Molecular Materials Research


The Molecular Materials Group is part of the Materials Science Division at Argonne National Laboratory. The focus of this group's work is synthesis and characterization of novel materials whose unique properties originate at the molecular level. The length scales range from the atomistic level to polymers. The group's expertise includes self assembly, organic synthesis, crystal growth, single crystal X-ray diffraction, nuclear magnetic resonance (NMR) electron spin resonance (ESR) spectroscopy, magnetic susceptibility and electrical transport measurements, and Raman spectroscopy. The Molecular Materials Group also has a sizable computational effort based on electronic structure calculations and molecular dynamics simulations to provide insight into the properties of new materials. We have numerous collaborations within Argonne as well as with chemists and physicists around the world. Some of the group members have affiliations with the Chemistry Division (CHM) and Center for Nanoscale Materials (CNM).

Synthesis and Characterization

Our expertise in synthesis is being used to assemble 1-D, 2-D, and 3-D structures with unique nanoscale control and tailored to give conducting, magnetic, and catalytic properties in a fascinating regime. These materials are of fundamental and technological interest. Among the materials are

  • Nanoparticle composites to exploit the novel properties of organized arrays of nanoparticles for electronic, magnetic, or photonic applications.
  • Nanoporous materials for use as catalysts, hosts for clusters, and templates for nanowires, nanotubes, nanodots, etc.
  • Patterned surfaces and thin films from soft matter such as diblock copolymers and organic metals for molecular and/or hybrid electronics.

Another part of our program involves the design, synthesis, and characterization of nanostructured materials incorporating biomolecule arrays that exploit the capabilities of biological molecules to store and transduce energy. Among the material being investigated are

  • Use polymer-grafted, lipid-based complex fluids for the formation of functionally-active, hierarchically-structured and vectorial-ordered arrays of proteins in synthetically-derived scaffolds.
  • The integration of the proteo-complex fluids into rigid mesoporous inorganic frameworks and modification of the frameworks to tailor electronic transport and photon-induced processes between the biomolecules and the host.
  • The interfacing of the proteo-complex fluids with carbon based electrode surfaces and modification of the interface to tailor field-induced ionic transport processes at the interface.


The computational studies are being done to provide insight into the energetics, dynamics, and structures of new materials at the molecular level. State-of-the-art quantum chemical methods are being developed for accurate energy calculations that have applications in modeling chemical vapor deposition reactions, combustion reactions, catalysis mechanisms, atmospheric chemistry, etc. These and other methods are being applied to investigations of new materials such as nanocrystalline diamond, polymer electrolytes for use in lithium batteries, diblock copolymers, and nanoparticles. Studies are also being carried out on surface reactions including reaction mechanisms of diamond thin film growth, functionalization of diamond, catalytic reaction mechanisms in nanoporous materials, and electrode/electrolyte interfaces important in fuel cells.
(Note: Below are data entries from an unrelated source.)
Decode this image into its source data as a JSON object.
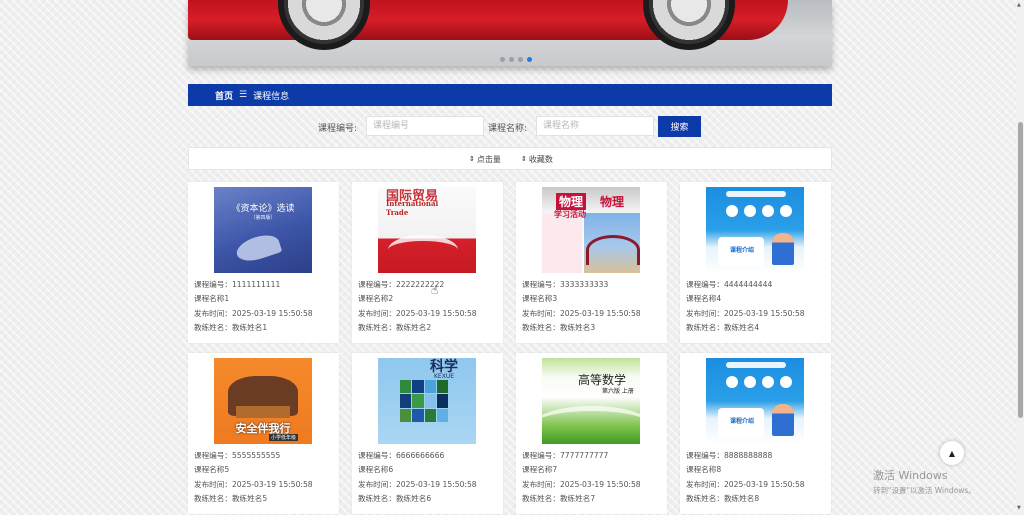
{
  "banner": {
    "slide_count": 4,
    "active_slide": 4
  },
  "breadcrumb": {
    "home": "首页",
    "separator": "☰",
    "current": "课程信息"
  },
  "search": {
    "code_label": "课程编号:",
    "code_placeholder": "课程编号",
    "name_label": "课程名称:",
    "name_placeholder": "课程名称",
    "button": "搜索"
  },
  "sort": {
    "clicks": "点击量",
    "favorites": "收藏数"
  },
  "courses": [
    {
      "code": "1111111111",
      "name": "课程名称1",
      "date": "2025-03-19 15:50:58",
      "coach": "教练姓名1",
      "cover": {
        "title": "《资本论》选读",
        "subtitle": "（第四版）"
      }
    },
    {
      "code": "2222222222",
      "name": "课程名称2",
      "date": "2025-03-19 15:50:58",
      "coach": "教练姓名2",
      "cover": {
        "title": "国际贸易",
        "line1": "International",
        "line2": "Trade"
      }
    },
    {
      "code": "3333333333",
      "name": "课程名称3",
      "date": "2025-03-19 15:50:58",
      "coach": "教练姓名3",
      "cover": {
        "title": "物理",
        "title2": "物理",
        "line1": "学习活动"
      }
    },
    {
      "code": "4444444444",
      "name": "课程名称4",
      "date": "2025-03-19 15:50:58",
      "coach": "教练姓名4",
      "cover": {
        "title": "课程介绍"
      }
    },
    {
      "code": "5555555555",
      "name": "课程名称5",
      "date": "2025-03-19 15:50:58",
      "coach": "教练姓名5",
      "cover": {
        "title": "安全伴我行",
        "tag": "小学低年级"
      }
    },
    {
      "code": "6666666666",
      "name": "课程名称6",
      "date": "2025-03-19 15:50:58",
      "coach": "教练姓名6",
      "cover": {
        "title": "科学",
        "line1": "KEXUE"
      }
    },
    {
      "code": "7777777777",
      "name": "课程名称7",
      "date": "2025-03-19 15:50:58",
      "coach": "教练姓名7",
      "cover": {
        "title": "高等数学",
        "line1": "第六版 上册"
      }
    },
    {
      "code": "8888888888",
      "name": "课程名称8",
      "date": "2025-03-19 15:50:58",
      "coach": "教练姓名8",
      "cover": {
        "title": "课程介绍"
      }
    }
  ],
  "field_labels": {
    "code": "课程编号：",
    "name_prefix": "",
    "date": "发布时间：",
    "coach": "教练姓名："
  },
  "scroll_top": "▲",
  "watermark": {
    "line1": "激活 Windows",
    "line2": "转到\"设置\"以激活 Windows。"
  },
  "colors": {
    "primary": "#0c3aa8",
    "dot_active": "#1e7be0"
  }
}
The group maintains several state-of-the-art facilities including an X-ray diffractometer, atomic force microscope, and a Beowulf cluster.